In a New York Philharmonic tour in 1986, Dicterow was featured as the soloist in Leonard Bernstein’s Serenade After Plato’s Symposium, with Bernstein himself conducting. He performed the Waxman/Bizet Carmen Fantasy under Zubin Mehta as part of the New York Philharmonic’s 1990 “Live From Lincoln Center” telecast, and he was a soloist in the orchestra’s 1982 concert at the White House. Another career highlight was his performance of the Barber Violin Concerto at the Great Hall of the People in Beijing, China during the Philharmonic’s 1998 tour of Asia.
His shelf of recordings is endless, as the Philharmonic’s Concertmaster, in a large array of solo assignments, both of the great romantic concerti and of the 20th Century classics that he has championed, and in a wide range of chamber music. He has twice recorded Rimsky-Korsakov’s Scheherazade with the New York Philharmonic, once with Yuri Temirkanov conducting, once with Kurt Masur. He and his wife, violist Karen Dreyfus, have committed Mozart’s Sinfonia Concertante to disc, alongside the Warsaw National Philharmonic Orchestra, led by Carl St.Clair. He has recorded violin sonatas by such heroes of American music as Ives, Copland, Bernstein, and John Corigliano.
“The Glenn Dicterow Collection,” a three-CD set on the New York Philharmonic label, surveys his career with the orchestra, in performances spanning thirty years, from 1982 - 2012, featuring his performances of concerti by Bruch, Bartok, Barber, Korngold, Prokofiev, Shostakovich and Szymanowski, plus the Bernstein Serenade, Kernis’s Lament and Prayer, and John Williams’s Theme From Schindler’s List, among many highlights.
As a sidelight, Dicterow has also provided the violin solos for numerous Hollywood films, including such modern classics as The Turning Point, The Untouchables, Altered States, Beauty and the Beast, Aladdin, and Interview With the Vampire, among others.
A graduate of the Juilliard School, where he was a student of Ivan Galamian, he also studied with Joachim Chassman, Naoum Blinder, Manuel Compinsky, Erno Neufeld, Gerald Vinci, Eudice Shapiro, Jascha Heifetz and Henryk Szeryng.
Today, Dicterow is as committed to passing on the great musical legacy that spurred his own career as he once was in his orchestral duties.
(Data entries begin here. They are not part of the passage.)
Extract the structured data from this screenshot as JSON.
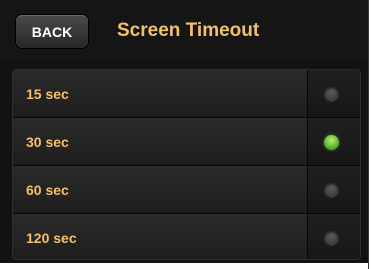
{
  "header": {
    "back_label": "BACK",
    "title": "Screen Timeout"
  },
  "options": [
    {
      "label": "15 sec",
      "selected": false
    },
    {
      "label": "30 sec",
      "selected": true
    },
    {
      "label": "60 sec",
      "selected": false
    },
    {
      "label": "120 sec",
      "selected": false
    }
  ],
  "colors": {
    "accent_text": "#f3c06a",
    "selected_indicator": "#5cc832",
    "background": "#121212"
  },
  "icons": {
    "unselected": "radio-off-icon",
    "selected": "radio-on-icon"
  }
}
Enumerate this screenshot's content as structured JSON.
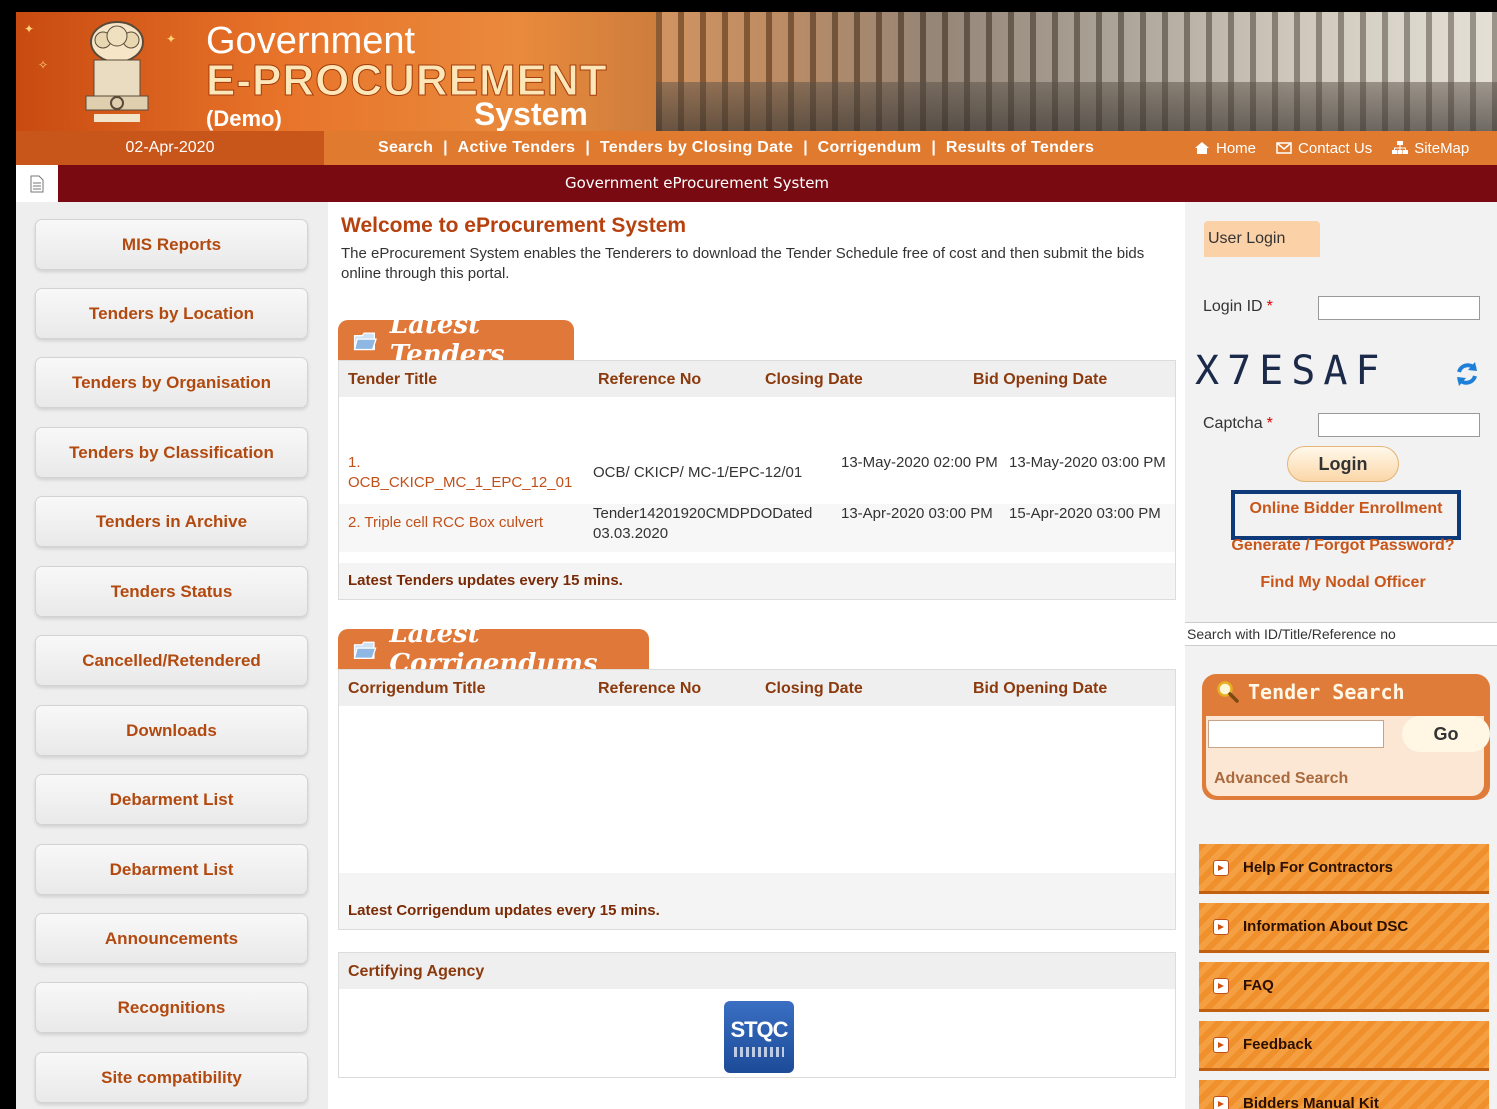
{
  "banner": {
    "line1": "Government",
    "line2": "E-PROCUREMENT",
    "line3": "(Demo)",
    "line4": "System"
  },
  "navbar": {
    "date": "02-Apr-2020",
    "links": [
      "Search",
      "Active Tenders",
      "Tenders by Closing Date",
      "Corrigendum",
      "Results of Tenders"
    ],
    "separator": "|",
    "quick": {
      "home": "Home",
      "contact": "Contact Us",
      "sitemap": "SiteMap"
    }
  },
  "strip": {
    "title": "Government eProcurement System"
  },
  "sidebar": {
    "items": [
      "MIS Reports",
      "Tenders by Location",
      "Tenders by Organisation",
      "Tenders by Classification",
      "Tenders in Archive",
      "Tenders Status",
      "Cancelled/Retendered",
      "Downloads",
      "Debarment List",
      "Debarment List",
      "Announcements",
      "Recognitions",
      "Site compatibility"
    ]
  },
  "main": {
    "welcome_title": "Welcome to eProcurement System",
    "welcome_text": "The eProcurement System enables the Tenderers to download the Tender Schedule free of cost and then submit the bids online through this portal.",
    "latest_tenders": {
      "tab": "Latest Tenders",
      "columns": [
        "Tender Title",
        "Reference No",
        "Closing Date",
        "Bid Opening Date"
      ],
      "rows": [
        {
          "title": "1. OCB_CKICP_MC_1_EPC_12_01",
          "ref": "OCB/ CKICP/ MC-1/EPC-12/01",
          "closing": "13-May-2020 02:00 PM",
          "opening": "13-May-2020 03:00 PM"
        },
        {
          "title": "2. Triple cell RCC Box culvert",
          "ref": "Tender14201920CMDPDODated 03.03.2020",
          "closing": "13-Apr-2020 03:00 PM",
          "opening": "15-Apr-2020 03:00 PM"
        }
      ],
      "footer": "Latest Tenders updates every 15 mins."
    },
    "latest_corrigendums": {
      "tab": "Latest Corrigendums",
      "columns": [
        "Corrigendum Title",
        "Reference No",
        "Closing Date",
        "Bid Opening Date"
      ],
      "footer": "Latest Corrigendum updates every 15 mins."
    },
    "certifying": {
      "title": "Certifying Agency",
      "logo_text": "STQC"
    }
  },
  "right": {
    "login_tab": "User Login",
    "login_id_label": "Login ID",
    "required_mark": "*",
    "captcha_text": "X7ESAF",
    "captcha_label": "Captcha",
    "login_button": "Login",
    "enroll_link": "Online Bidder Enrollment",
    "forgot_link": "Generate / Forgot Password?",
    "nodal_link": "Find My Nodal Officer",
    "search_hint": "Search with ID/Title/Reference no",
    "tender_search_title": "Tender Search",
    "go_button": "Go",
    "advanced_search": "Advanced Search",
    "help_items": [
      "Help For Contractors",
      "Information About DSC",
      "FAQ",
      "Feedback",
      "Bidders Manual Kit"
    ]
  }
}
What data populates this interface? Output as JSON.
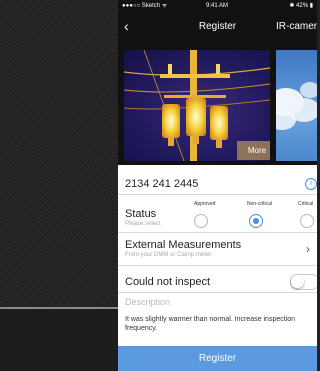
{
  "status_bar": {
    "carrier": "●●●○○ Sketch ᯤ",
    "time": "9:41 AM",
    "battery": "✱ 42% ▮"
  },
  "nav": {
    "back_icon": "chevron-left-icon",
    "title": "Register",
    "right_label": "IR-camera"
  },
  "gallery": {
    "more_label": "More"
  },
  "asset": {
    "number": "2134 241 2445",
    "info_icon": "info-icon"
  },
  "status": {
    "label": "Status",
    "hint": "Please select",
    "options": [
      {
        "label": "Approved",
        "selected": false
      },
      {
        "label": "Non-critical",
        "selected": true
      },
      {
        "label": "Critical",
        "selected": false
      }
    ],
    "accent_color": "#4a90e2"
  },
  "external": {
    "label": "External Measurements",
    "hint": "From your DMM or Clamp meter"
  },
  "inspect": {
    "label": "Could not inspect",
    "enabled": false
  },
  "description": {
    "placeholder": "Description",
    "text": "It was slightly warmer than normal. Increase inspection frequency."
  },
  "register_button": {
    "label": "Register",
    "color": "#5b9ae0"
  }
}
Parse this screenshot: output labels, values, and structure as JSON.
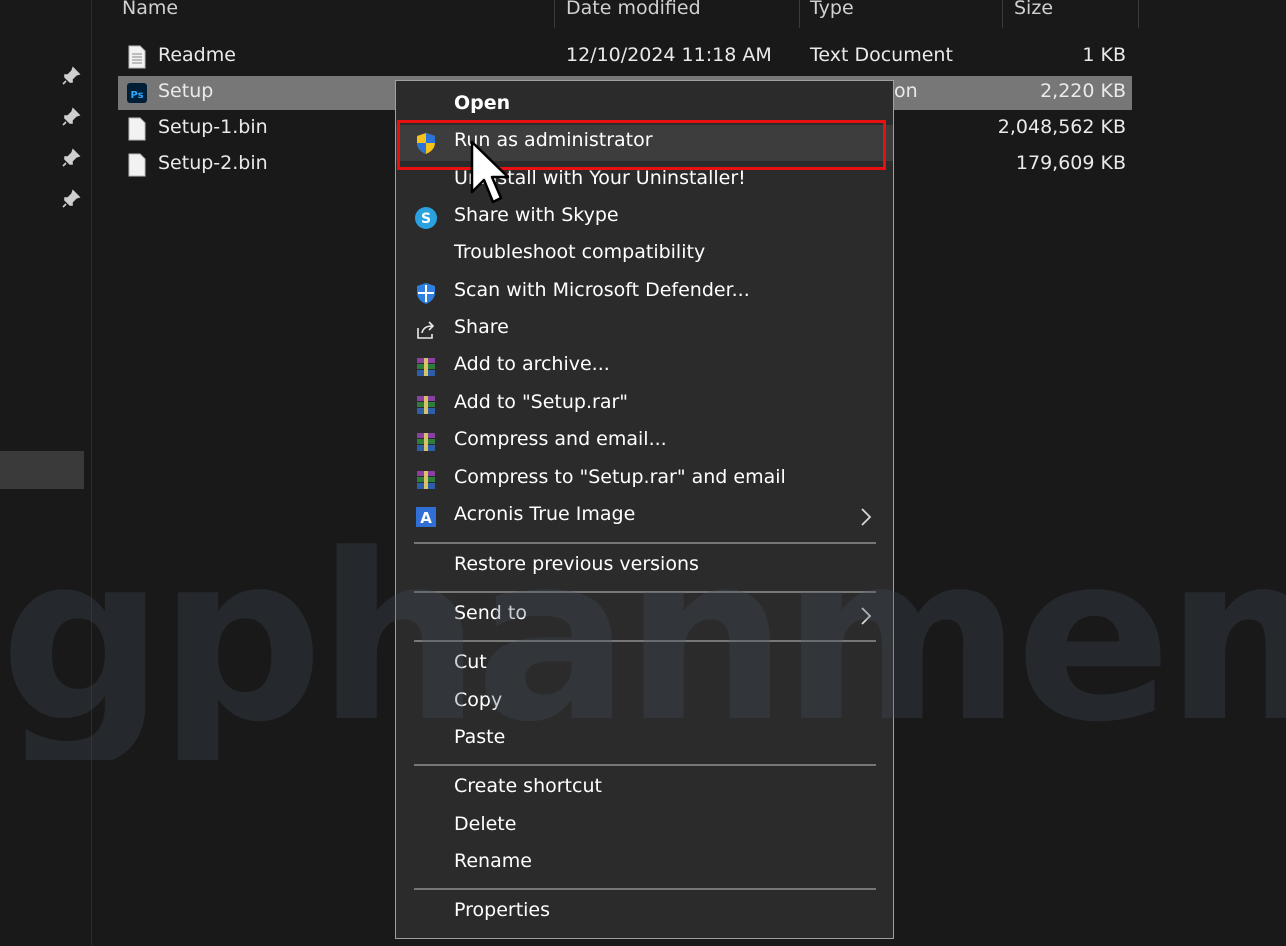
{
  "columns": {
    "name": "Name",
    "date_modified": "Date modified",
    "type": "Type",
    "size": "Size"
  },
  "files": [
    {
      "name": "Readme",
      "date": "12/10/2024 11:18 AM",
      "type": "Text Document",
      "size": "1 KB",
      "icon": "text-file-icon"
    },
    {
      "name": "Setup",
      "date": "",
      "type": "on",
      "size": "2,220 KB",
      "icon": "photoshop-icon",
      "selected": true
    },
    {
      "name": "Setup-1.bin",
      "date": "",
      "type": "",
      "size": "2,048,562 KB",
      "icon": "file-icon"
    },
    {
      "name": "Setup-2.bin",
      "date": "",
      "type": "",
      "size": "179,609 KB",
      "icon": "file-icon"
    }
  ],
  "context_menu": {
    "open": "Open",
    "run_as_admin": "Run as administrator",
    "uninstall": "Uninstall with Your Uninstaller!",
    "skype": "Share with Skype",
    "troubleshoot": "Troubleshoot compatibility",
    "defender": "Scan with Microsoft Defender...",
    "share": "Share",
    "add_archive": "Add to archive...",
    "add_rar": "Add to \"Setup.rar\"",
    "compress_email": "Compress and email...",
    "compress_rar_email": "Compress to \"Setup.rar\" and email",
    "acronis": "Acronis True Image",
    "restore": "Restore previous versions",
    "send_to": "Send to",
    "cut": "Cut",
    "copy": "Copy",
    "paste": "Paste",
    "create_shortcut": "Create shortcut",
    "delete": "Delete",
    "rename": "Rename",
    "properties": "Properties"
  },
  "watermark": "gphanmem.co",
  "colors": {
    "background": "#191919",
    "menu_bg": "#2b2b2b",
    "selected_row": "#777777",
    "highlight_box": "#e81010"
  }
}
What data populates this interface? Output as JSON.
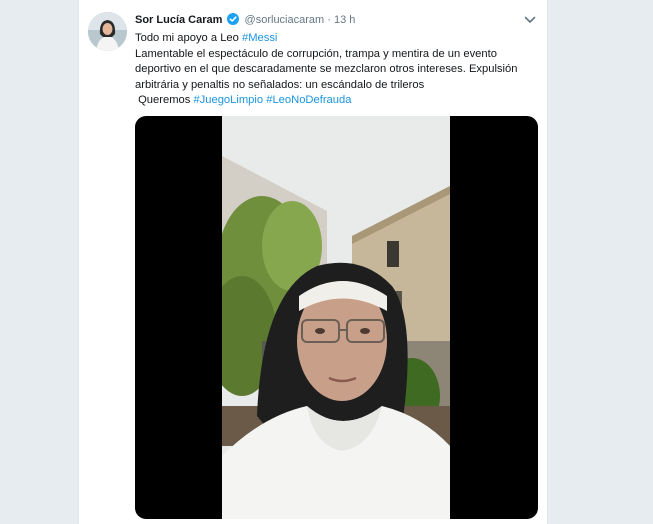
{
  "tweet": {
    "author_name": "Sor Lucía Caram",
    "author_handle": "@sorluciacaram",
    "separator": "·",
    "timestamp": "13 h",
    "lines": [
      {
        "text": "Todo mi apoyo a Leo ",
        "tag": "#Messi"
      },
      {
        "text": "Lamentable el espectáculo de corrupción, trampa y mentira de un evento deportivo en el que descaradamente se mezclaron otros intereses. Expulsión arbitrária y penaltis no señalados: un escándalo de trileros"
      },
      {
        "prefix": " Queremos ",
        "tag1": "#JuegoLimpio",
        "sep": " ",
        "tag2": "#LeoNoDefrauda"
      }
    ]
  },
  "colors": {
    "background": "#e6ecf0",
    "card": "#ffffff",
    "link": "#1b95e0",
    "verified": "#1da1f2",
    "muted": "#657786"
  },
  "icons": {
    "verified": "verified-badge-icon",
    "menu": "chevron-down-icon"
  }
}
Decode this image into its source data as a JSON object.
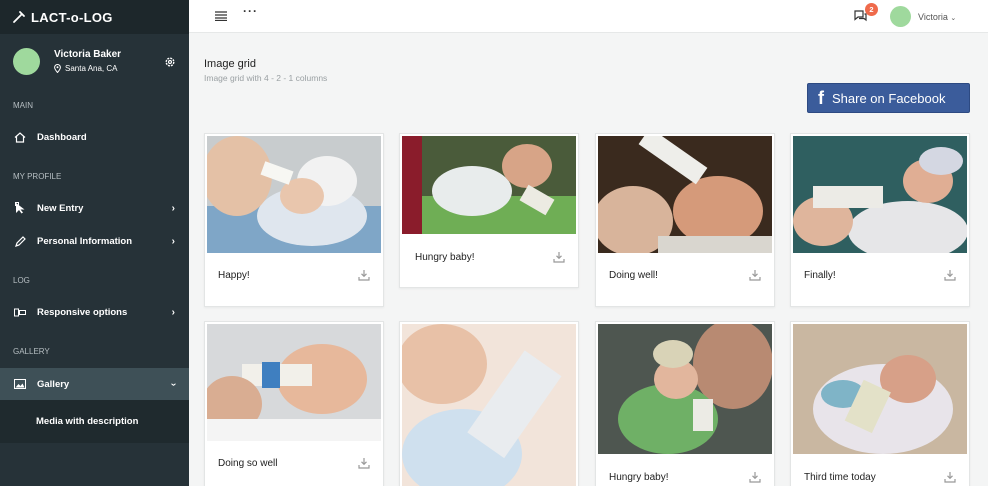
{
  "brand": {
    "name": "LACT-o-LOG"
  },
  "profile": {
    "name": "Victoria Baker",
    "location": "Santa Ana, CA"
  },
  "sidebar": {
    "sections": [
      "MAIN",
      "MY PROFILE",
      "LOG",
      "GALLERY"
    ],
    "items": [
      {
        "label": "Dashboard",
        "icon": "home-icon"
      },
      {
        "label": "New Entry",
        "icon": "cursor-icon"
      },
      {
        "label": "Personal Information",
        "icon": "pencil-icon"
      },
      {
        "label": "Responsive options",
        "icon": "responsive-icon"
      },
      {
        "label": "Gallery",
        "icon": "image-icon"
      }
    ],
    "submenu": {
      "label": "Media with description"
    }
  },
  "topbar": {
    "notifications": "2",
    "user": "Victoria"
  },
  "page": {
    "title": "Image grid",
    "subtitle": "Image grid with 4 - 2 - 1 columns"
  },
  "facebook": {
    "label": "Share on Facebook",
    "color": "#3b5c9b"
  },
  "cards": [
    {
      "caption": "Happy!"
    },
    {
      "caption": "Hungry baby!"
    },
    {
      "caption": "Doing well!"
    },
    {
      "caption": "Finally!"
    },
    {
      "caption": "Doing so well"
    },
    {
      "caption": ""
    },
    {
      "caption": "Hungry baby!"
    },
    {
      "caption": "Third time today"
    }
  ]
}
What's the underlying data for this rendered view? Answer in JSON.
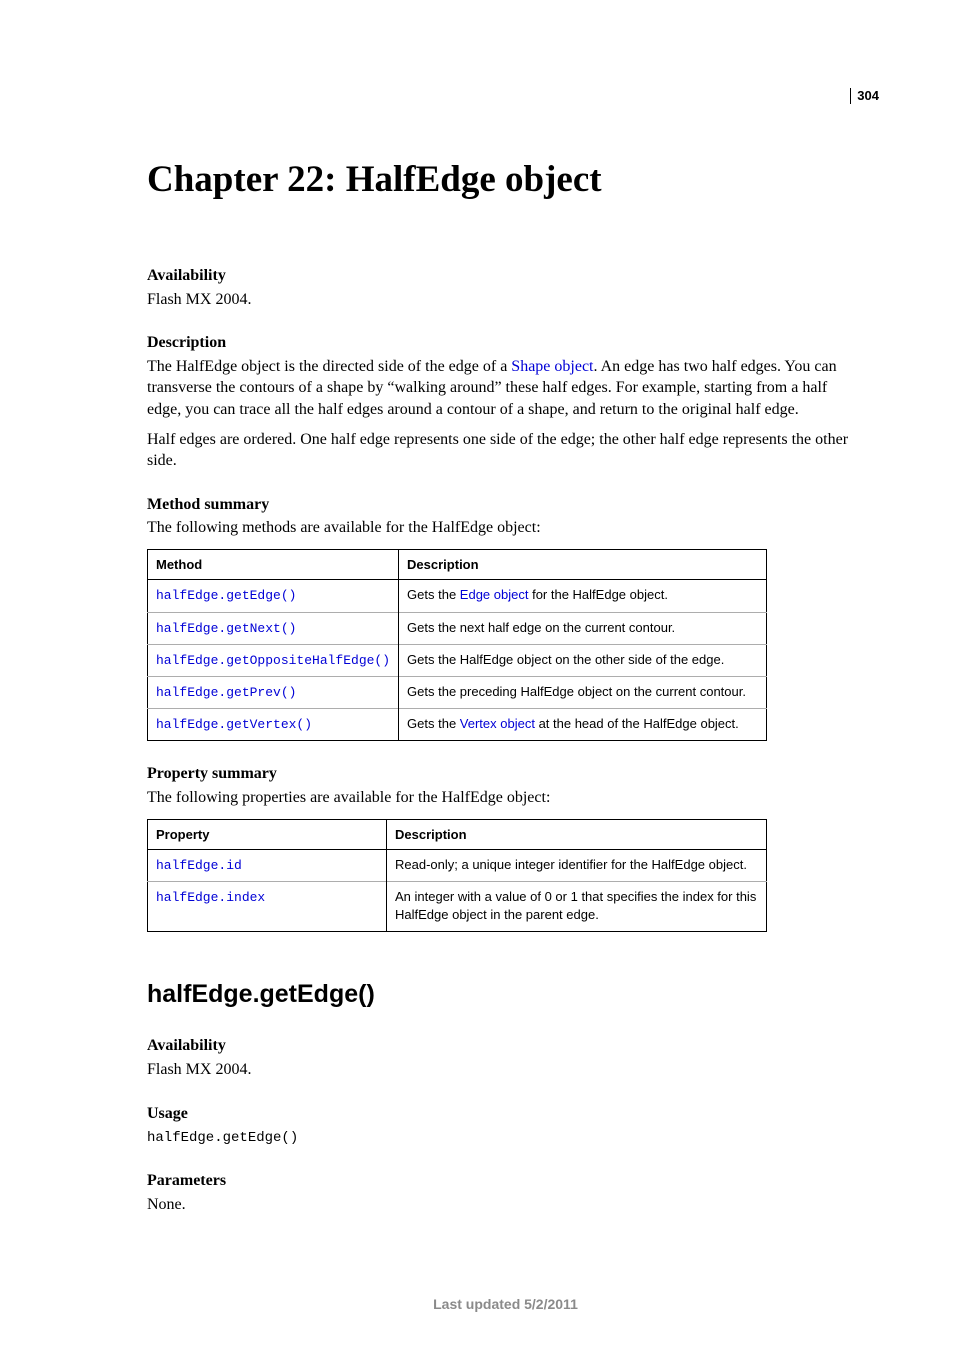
{
  "page_number": "304",
  "chapter_title": "Chapter 22: HalfEdge object",
  "availability_label": "Availability",
  "availability_text": "Flash MX 2004.",
  "description_label": "Description",
  "description_p1_pre": "The HalfEdge object is the directed side of the edge of a ",
  "description_p1_link": "Shape object",
  "description_p1_post": ". An edge has two half edges. You can transverse the contours of a shape by “walking around” these half edges. For example, starting from a half edge, you can trace all the half edges around a contour of a shape, and return to the original half edge.",
  "description_p2": "Half edges are ordered. One half edge represents one side of the edge; the other half edge represents the other side.",
  "method_summary_label": "Method summary",
  "method_summary_intro": "The following methods are available for the HalfEdge object:",
  "table_headers": {
    "method": "Method",
    "property": "Property",
    "description": "Description"
  },
  "methods": [
    {
      "name": "halfEdge.getEdge()",
      "desc_pre": "Gets the ",
      "desc_link": "Edge object",
      "desc_post": " for the HalfEdge object."
    },
    {
      "name": "halfEdge.getNext()",
      "desc_pre": "Gets the next half edge on the current contour.",
      "desc_link": "",
      "desc_post": ""
    },
    {
      "name": "halfEdge.getOppositeHalfEdge()",
      "desc_pre": "Gets the HalfEdge object on the other side of the edge.",
      "desc_link": "",
      "desc_post": ""
    },
    {
      "name": "halfEdge.getPrev()",
      "desc_pre": "Gets the preceding HalfEdge object on the current contour.",
      "desc_link": "",
      "desc_post": ""
    },
    {
      "name": "halfEdge.getVertex()",
      "desc_pre": "Gets the ",
      "desc_link": "Vertex object",
      "desc_post": " at the head of the HalfEdge object."
    }
  ],
  "property_summary_label": "Property summary",
  "property_summary_intro": "The following properties are available for the HalfEdge object:",
  "properties": [
    {
      "name": "halfEdge.id",
      "desc": "Read-only; a unique integer identifier for the HalfEdge object."
    },
    {
      "name": "halfEdge.index",
      "desc": "An integer with a value of 0 or 1 that specifies the index for this HalfEdge object in the parent edge."
    }
  ],
  "section": {
    "title": "halfEdge.getEdge()",
    "availability_label": "Availability",
    "availability_text": "Flash MX 2004.",
    "usage_label": "Usage",
    "usage_code": "halfEdge.getEdge()",
    "parameters_label": "Parameters",
    "parameters_text": "None."
  },
  "footer": "Last updated 5/2/2011"
}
Beside his endowed chair at the USC-Thornton School and his innovative work in the Manhattan School’s orchestral program, he is the leader of the String Leadership Program at Santa Barbara’s Music Academy of the West, training new generations of concertmasters and principal second violinists.
Among his many honors, the Young Musicians Foundation, a Los Angeles institution which has spurred the careers of innumerable artists, honored Dicterow in February 2015 with its “Living the Legacy Award.” It should be noted that in his early teens, Dicterow, who is now on the YMF Advisory Board, won that organization’s Debut Concerto Competition in 1963.
Glenn Dicterow and his wife, Karen Dreyfus, are founding members of the Lyric Piano Quartet and the Amerigo Trio, performing, recording, teaching and proselytizing at leading festivals and musical institutions around the world.